What did we do?

We used both proteomics and transcriptomics tools to study the differential protein expression level and the gene expression level in the biofilm formed by P. aeruginosa at 23°C and 37°C. We also studied the morphology and the structure of the biofilm using microscopy techniques.

What did we find?

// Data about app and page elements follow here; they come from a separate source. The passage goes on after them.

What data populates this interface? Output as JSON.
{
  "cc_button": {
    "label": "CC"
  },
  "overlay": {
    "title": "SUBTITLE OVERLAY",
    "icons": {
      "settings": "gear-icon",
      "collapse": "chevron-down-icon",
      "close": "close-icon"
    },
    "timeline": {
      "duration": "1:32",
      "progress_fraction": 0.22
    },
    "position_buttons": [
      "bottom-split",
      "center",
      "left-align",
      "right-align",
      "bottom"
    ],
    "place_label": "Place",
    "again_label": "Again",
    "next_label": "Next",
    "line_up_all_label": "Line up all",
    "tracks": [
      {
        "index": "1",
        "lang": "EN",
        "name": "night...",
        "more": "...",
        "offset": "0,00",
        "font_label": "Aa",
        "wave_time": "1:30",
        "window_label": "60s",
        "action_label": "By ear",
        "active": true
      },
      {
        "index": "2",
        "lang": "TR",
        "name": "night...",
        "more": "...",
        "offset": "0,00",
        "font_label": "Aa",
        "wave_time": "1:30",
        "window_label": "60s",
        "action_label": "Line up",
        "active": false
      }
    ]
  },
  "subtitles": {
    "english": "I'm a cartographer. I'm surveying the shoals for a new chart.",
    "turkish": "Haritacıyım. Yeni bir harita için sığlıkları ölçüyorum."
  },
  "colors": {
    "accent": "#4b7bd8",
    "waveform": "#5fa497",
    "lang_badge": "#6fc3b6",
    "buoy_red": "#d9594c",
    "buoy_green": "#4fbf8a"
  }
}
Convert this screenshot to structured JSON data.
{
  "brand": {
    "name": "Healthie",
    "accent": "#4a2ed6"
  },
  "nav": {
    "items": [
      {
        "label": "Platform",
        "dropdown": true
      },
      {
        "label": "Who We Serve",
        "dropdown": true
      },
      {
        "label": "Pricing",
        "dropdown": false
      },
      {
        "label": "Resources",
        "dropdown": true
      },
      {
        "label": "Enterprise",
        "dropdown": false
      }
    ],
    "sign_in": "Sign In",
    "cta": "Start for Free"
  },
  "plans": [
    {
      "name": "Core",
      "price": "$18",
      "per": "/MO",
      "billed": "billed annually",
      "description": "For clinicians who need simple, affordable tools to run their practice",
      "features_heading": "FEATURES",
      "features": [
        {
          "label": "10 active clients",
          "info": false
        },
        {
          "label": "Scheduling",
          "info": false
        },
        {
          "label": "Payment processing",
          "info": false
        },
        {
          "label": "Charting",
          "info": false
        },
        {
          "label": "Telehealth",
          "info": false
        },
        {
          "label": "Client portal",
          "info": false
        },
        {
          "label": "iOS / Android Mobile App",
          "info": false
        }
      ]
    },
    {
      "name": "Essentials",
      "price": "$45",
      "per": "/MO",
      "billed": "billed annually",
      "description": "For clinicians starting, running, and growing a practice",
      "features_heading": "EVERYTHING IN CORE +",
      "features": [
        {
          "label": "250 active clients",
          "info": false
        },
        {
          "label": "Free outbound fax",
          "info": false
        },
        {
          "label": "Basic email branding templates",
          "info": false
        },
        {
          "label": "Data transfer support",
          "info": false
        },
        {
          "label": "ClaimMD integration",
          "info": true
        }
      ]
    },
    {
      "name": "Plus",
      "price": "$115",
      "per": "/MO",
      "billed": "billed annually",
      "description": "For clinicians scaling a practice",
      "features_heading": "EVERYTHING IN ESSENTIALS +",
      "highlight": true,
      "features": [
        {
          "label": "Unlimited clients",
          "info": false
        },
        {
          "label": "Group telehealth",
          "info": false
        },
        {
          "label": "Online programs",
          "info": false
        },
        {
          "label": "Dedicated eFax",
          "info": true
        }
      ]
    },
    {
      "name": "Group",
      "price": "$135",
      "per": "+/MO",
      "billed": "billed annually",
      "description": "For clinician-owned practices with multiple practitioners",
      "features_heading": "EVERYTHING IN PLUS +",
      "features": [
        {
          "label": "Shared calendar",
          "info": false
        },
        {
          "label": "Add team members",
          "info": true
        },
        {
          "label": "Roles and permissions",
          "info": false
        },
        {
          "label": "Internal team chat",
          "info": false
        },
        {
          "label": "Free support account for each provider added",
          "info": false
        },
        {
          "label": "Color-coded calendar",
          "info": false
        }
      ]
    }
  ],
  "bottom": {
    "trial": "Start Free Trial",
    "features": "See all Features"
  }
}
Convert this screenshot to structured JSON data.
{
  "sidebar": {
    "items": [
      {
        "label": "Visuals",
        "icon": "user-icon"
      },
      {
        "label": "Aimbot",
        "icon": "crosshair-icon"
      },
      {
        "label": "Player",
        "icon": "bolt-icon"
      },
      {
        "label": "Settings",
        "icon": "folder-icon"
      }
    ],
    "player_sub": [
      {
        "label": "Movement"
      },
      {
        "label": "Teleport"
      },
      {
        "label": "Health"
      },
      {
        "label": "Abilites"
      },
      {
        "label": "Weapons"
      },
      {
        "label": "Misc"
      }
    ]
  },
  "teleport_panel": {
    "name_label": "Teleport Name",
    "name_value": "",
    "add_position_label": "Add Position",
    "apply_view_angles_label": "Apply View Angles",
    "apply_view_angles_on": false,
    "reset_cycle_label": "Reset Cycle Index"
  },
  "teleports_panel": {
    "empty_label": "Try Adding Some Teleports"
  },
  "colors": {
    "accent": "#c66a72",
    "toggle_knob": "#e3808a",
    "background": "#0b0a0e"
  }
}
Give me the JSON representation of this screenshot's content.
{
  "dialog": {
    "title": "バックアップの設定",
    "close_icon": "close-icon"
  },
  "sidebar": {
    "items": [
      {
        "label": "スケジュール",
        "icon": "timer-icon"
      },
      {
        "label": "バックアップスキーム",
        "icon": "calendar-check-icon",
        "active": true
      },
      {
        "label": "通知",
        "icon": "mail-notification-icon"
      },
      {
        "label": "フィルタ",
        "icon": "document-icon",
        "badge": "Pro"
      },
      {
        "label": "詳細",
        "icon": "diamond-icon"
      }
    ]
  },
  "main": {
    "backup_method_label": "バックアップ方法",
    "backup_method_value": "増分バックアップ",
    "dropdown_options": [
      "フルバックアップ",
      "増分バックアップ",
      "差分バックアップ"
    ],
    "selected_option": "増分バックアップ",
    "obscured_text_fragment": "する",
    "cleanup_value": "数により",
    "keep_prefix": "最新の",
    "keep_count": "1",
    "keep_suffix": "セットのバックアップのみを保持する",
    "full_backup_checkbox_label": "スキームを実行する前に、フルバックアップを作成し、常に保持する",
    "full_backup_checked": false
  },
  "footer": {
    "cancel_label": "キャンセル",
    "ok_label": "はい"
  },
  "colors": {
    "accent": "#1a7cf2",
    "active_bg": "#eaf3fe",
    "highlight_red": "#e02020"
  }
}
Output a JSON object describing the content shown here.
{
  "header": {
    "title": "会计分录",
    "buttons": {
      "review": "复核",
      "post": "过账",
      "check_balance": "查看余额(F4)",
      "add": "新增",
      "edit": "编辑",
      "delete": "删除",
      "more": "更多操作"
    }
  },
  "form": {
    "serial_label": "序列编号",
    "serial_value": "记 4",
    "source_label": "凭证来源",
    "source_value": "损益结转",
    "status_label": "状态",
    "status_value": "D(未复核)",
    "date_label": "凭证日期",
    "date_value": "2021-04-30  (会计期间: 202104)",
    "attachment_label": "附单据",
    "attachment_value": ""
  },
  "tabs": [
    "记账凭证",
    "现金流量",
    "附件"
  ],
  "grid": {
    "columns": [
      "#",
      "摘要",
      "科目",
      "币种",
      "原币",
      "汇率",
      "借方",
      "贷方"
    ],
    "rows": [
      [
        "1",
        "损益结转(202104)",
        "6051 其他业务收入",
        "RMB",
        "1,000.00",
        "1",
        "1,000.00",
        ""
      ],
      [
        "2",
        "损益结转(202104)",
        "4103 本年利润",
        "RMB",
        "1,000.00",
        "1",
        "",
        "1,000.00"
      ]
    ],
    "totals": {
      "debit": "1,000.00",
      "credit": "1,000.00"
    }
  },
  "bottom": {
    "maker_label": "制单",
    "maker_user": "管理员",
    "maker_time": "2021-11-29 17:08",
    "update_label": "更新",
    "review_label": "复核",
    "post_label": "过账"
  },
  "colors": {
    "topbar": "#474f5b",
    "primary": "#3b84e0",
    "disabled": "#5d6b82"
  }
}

We found that P. aeruginosa (lab strain UCBPP-PA14) forms a higher biofilm mass at 23°C than at 37°C with different proteins being expressed at each temperature. However, the 37°C biofilm appeared to possess a more complex architecture with more apparent extracellular polymeric substance accumulation connecting and containing the cells. One interesting phenotype that we observed was the presence of small colony variants (SCVs) enriched at 37°C. This led us to focus on the importance of a subset of the bacteriophage-related genes identified in our transcriptomics data since the SCV phenotype in P. aeruginosa has been linked to the induction of a particular type of filamentous phage. Most bacteria carry prophages. Previous studies have shown the role of filamentous phages, and specifically the coat B (CoaB) protein, in maintaining the biofilm structural integrity at 37°C. We found that coaB was important for biofilm formation specifically at 37°C, and its absence could also influence the biofilm matrix as seen in the SEM micrographs. Since our transcriptomics data also showed the presence of other phage-related genes being upregulated at 23°C, in the future it will be interesting to study the different roles of phage proteins in either strengthening or targeting the biofilm. Overall, our study shows that temperature is an important environmental cue for this pathogen, which can influence its genetic circuit. Also, the differential protein expression observed is not only specific to P. aeruginosa biofilm but is found in the biofilm of yet another common opportunistic pathogen, Acinetobacter baumannii. Antibiotic resistance is a global problem and needs our immediate attention. Finding biofilm targets specifically for environmentally grown biofilms versus infectious biofilms can help us prevent it further.

Check out our new publication here to read more: https://www.nature.com/articles/s41522-021-00194-8

Karishma Bisht

Graduate Research Assistant, Texas Tech University